(Excerpts from an interface dataset)
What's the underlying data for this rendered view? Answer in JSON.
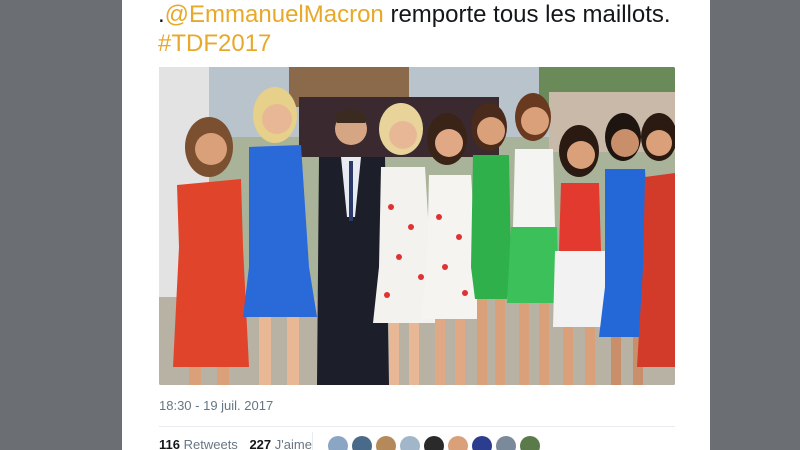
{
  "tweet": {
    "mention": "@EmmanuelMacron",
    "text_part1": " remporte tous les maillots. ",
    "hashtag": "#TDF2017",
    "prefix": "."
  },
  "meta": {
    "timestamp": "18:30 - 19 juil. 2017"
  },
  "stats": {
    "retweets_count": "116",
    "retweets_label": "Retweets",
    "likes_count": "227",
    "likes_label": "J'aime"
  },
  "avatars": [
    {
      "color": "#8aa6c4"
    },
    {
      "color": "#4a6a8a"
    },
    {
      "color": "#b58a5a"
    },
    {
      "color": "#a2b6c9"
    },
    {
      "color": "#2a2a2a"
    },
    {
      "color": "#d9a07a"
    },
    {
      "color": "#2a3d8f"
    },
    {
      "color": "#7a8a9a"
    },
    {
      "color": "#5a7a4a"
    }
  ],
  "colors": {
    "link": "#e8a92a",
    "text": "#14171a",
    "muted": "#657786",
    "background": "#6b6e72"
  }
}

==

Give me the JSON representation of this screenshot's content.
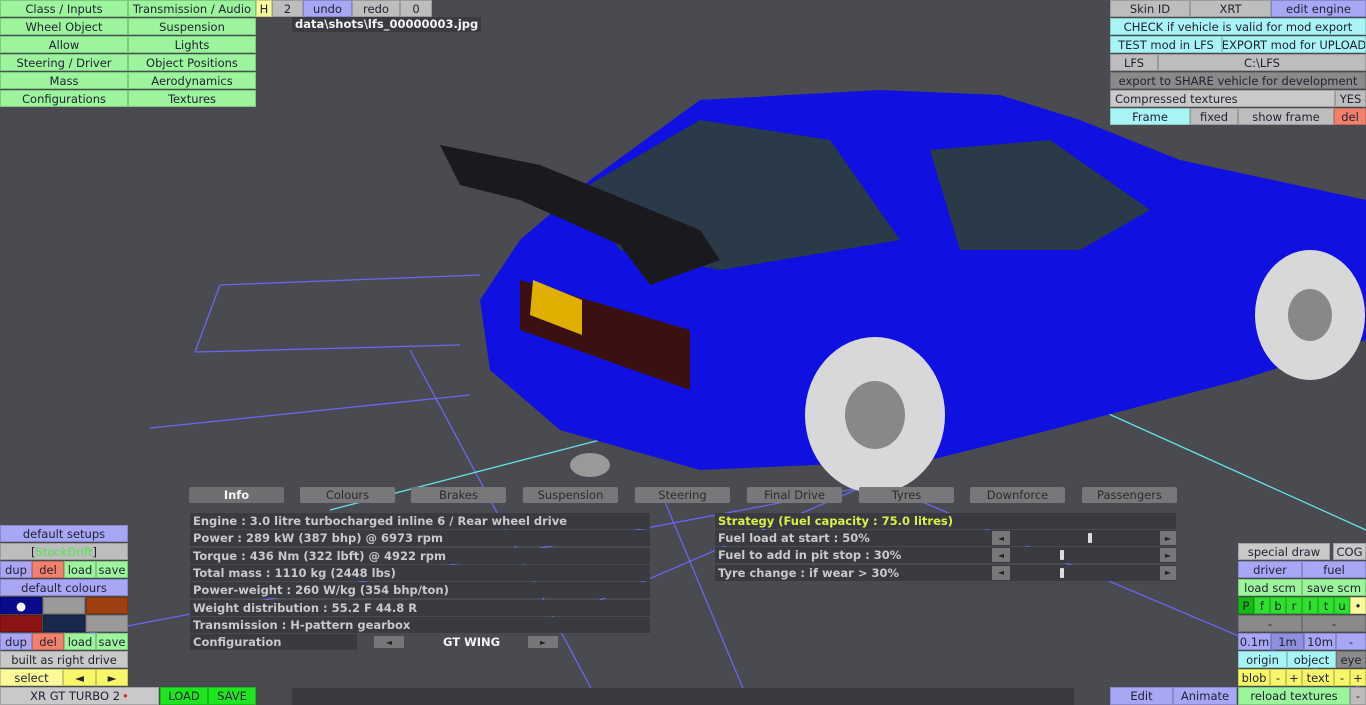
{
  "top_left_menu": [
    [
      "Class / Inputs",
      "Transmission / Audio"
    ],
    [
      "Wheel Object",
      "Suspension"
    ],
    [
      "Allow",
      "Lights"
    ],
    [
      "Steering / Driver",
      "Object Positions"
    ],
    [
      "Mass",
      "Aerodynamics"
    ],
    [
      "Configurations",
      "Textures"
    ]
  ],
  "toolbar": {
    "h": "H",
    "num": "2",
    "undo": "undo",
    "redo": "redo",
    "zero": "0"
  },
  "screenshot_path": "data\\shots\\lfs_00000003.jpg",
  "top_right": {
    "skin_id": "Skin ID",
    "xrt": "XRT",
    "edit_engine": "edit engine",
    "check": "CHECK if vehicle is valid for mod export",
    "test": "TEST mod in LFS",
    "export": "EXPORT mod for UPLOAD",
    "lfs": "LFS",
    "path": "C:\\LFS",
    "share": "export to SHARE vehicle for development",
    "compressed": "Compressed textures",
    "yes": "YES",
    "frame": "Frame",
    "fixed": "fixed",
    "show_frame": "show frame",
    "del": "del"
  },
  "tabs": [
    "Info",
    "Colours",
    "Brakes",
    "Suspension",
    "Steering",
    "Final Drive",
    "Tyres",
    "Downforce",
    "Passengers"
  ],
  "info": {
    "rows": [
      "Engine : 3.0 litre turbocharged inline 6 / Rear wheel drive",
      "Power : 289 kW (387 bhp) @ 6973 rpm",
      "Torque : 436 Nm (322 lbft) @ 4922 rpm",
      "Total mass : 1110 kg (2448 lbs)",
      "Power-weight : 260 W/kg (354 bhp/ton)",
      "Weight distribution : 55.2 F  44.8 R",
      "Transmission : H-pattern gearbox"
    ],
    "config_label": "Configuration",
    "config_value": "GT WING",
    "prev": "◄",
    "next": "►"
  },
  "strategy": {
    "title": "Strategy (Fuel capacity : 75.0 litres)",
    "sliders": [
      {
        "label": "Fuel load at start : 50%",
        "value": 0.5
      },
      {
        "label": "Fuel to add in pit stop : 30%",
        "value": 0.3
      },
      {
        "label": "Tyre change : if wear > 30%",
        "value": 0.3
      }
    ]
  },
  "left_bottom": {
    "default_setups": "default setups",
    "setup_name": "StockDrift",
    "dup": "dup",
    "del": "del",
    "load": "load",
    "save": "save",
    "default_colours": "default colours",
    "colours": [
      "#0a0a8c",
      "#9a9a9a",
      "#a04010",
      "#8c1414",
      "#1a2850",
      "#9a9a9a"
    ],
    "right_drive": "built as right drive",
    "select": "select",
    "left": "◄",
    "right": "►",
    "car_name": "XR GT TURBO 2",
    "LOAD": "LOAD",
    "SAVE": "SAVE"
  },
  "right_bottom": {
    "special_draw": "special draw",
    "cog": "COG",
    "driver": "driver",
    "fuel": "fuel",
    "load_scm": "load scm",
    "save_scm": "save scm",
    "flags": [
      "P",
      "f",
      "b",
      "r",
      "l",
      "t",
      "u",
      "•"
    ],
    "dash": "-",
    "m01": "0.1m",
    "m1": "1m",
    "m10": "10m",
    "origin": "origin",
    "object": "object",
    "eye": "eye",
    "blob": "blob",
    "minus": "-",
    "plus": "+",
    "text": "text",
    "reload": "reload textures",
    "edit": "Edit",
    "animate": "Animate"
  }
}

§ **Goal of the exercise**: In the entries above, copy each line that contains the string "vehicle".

§ **Written answer**:
    "check": "CHECK if vehicle is valid for mod export",
    "share": "export to SHARE vehicle for development",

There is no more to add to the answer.